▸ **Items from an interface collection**
[Start of Attachment]
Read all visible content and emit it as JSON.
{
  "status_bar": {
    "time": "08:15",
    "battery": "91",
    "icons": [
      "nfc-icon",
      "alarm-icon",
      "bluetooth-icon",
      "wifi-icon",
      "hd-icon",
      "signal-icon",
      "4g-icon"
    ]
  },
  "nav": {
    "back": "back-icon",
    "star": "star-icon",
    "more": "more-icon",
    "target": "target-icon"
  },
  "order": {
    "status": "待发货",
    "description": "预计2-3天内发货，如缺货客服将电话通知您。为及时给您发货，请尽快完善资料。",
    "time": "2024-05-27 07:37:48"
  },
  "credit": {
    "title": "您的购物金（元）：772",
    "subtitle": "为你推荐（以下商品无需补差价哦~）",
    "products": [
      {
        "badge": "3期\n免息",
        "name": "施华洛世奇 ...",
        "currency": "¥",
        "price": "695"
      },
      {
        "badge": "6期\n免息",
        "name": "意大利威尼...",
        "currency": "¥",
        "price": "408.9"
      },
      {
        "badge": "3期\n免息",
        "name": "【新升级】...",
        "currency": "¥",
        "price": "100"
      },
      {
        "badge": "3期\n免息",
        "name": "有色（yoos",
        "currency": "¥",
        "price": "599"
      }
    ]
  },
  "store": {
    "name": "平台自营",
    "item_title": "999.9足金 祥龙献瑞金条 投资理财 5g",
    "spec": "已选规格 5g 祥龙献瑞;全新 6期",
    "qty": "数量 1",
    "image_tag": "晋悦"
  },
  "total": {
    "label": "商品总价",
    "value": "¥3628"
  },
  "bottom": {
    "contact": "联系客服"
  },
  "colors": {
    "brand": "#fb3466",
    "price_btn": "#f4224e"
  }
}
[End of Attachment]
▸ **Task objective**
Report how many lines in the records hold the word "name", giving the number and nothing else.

▸ **Task output**
5